▶ _WHAT IS REQUIRED_: Count the lines below that contain the word "engaged", and state only that number.
*** Block opens ***
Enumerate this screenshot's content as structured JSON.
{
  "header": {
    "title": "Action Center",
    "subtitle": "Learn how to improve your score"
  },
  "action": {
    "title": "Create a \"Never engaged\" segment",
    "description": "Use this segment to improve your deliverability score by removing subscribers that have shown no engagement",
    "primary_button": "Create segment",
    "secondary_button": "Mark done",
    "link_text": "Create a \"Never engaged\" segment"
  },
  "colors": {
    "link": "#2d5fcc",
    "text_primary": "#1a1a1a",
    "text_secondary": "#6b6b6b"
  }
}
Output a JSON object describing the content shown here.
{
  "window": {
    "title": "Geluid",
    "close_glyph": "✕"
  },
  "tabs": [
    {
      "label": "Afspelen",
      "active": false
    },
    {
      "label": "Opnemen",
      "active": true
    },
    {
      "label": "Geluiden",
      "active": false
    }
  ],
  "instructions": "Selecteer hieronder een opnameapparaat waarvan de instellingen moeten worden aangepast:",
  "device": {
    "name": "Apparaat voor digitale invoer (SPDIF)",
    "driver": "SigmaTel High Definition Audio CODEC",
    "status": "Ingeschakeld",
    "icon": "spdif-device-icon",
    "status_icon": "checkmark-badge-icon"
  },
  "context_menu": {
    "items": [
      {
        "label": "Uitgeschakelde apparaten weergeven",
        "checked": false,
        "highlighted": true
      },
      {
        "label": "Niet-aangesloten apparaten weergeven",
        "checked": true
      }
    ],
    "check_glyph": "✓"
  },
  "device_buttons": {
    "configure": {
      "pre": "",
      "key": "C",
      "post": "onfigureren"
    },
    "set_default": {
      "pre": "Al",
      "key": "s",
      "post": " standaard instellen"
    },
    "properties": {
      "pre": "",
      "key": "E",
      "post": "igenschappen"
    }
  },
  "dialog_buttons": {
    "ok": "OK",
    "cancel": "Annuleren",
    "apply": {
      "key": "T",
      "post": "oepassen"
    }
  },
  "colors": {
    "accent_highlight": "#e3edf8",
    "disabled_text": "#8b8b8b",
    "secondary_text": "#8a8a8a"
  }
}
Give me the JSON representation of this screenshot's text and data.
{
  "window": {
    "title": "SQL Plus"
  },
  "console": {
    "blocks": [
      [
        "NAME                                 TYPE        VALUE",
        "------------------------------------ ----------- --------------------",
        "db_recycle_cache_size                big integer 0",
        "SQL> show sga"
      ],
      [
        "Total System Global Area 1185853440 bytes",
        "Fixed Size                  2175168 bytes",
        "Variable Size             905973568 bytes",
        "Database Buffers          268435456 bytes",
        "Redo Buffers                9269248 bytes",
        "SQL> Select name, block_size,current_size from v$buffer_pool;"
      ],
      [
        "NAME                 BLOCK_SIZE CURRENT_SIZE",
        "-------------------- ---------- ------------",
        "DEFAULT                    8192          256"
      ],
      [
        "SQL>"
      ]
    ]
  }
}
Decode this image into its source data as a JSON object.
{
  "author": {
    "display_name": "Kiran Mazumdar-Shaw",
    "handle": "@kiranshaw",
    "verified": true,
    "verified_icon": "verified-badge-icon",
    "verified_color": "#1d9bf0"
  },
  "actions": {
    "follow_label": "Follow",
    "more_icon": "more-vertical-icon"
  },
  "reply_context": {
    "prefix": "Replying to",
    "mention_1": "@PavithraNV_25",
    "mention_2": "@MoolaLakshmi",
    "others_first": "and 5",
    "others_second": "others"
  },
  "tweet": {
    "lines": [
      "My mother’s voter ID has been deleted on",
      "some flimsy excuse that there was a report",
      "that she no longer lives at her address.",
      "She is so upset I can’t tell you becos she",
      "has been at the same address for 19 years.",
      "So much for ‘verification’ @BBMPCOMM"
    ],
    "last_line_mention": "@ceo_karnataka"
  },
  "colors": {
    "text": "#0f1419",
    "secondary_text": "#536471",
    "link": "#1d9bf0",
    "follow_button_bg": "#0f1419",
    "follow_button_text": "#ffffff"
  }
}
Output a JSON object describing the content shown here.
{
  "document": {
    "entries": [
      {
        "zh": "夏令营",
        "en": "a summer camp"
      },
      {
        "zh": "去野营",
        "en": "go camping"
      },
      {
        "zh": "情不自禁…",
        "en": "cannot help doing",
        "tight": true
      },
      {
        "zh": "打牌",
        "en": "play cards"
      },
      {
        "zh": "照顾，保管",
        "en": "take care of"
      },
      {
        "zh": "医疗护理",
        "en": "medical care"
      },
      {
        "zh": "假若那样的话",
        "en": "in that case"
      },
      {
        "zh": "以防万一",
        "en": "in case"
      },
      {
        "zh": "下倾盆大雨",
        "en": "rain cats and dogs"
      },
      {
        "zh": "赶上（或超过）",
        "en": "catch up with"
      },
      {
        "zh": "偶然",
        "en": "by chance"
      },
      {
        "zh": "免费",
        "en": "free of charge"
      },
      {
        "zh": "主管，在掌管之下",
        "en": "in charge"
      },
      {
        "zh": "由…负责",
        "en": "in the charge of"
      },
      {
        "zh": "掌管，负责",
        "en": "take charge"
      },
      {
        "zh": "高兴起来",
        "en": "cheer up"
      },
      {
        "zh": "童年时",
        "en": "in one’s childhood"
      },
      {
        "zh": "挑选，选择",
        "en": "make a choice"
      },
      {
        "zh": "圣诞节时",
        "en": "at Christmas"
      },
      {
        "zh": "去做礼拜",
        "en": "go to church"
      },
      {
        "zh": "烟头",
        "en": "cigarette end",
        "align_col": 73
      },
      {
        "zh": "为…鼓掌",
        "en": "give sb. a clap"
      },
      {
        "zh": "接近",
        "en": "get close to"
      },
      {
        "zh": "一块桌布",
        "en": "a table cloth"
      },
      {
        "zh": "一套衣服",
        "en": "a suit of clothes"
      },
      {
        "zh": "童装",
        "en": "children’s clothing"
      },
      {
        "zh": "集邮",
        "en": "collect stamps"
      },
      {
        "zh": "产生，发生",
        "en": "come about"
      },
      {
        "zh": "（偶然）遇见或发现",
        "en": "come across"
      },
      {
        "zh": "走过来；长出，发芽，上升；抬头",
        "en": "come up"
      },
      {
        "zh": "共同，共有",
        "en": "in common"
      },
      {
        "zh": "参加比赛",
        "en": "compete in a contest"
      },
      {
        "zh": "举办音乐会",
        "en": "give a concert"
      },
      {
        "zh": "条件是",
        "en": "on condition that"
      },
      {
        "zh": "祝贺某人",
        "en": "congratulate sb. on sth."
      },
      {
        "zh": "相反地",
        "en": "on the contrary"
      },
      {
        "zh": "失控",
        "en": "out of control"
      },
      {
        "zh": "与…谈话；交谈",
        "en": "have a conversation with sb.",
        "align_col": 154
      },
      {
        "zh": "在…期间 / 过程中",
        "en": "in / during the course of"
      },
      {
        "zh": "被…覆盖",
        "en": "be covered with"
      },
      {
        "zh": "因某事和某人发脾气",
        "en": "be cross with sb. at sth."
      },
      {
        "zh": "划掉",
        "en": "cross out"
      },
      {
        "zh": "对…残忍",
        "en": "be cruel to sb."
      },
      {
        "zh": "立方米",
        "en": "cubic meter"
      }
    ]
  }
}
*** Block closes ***
▶ _RESPONSE FOR THIS EXERCISE_: 2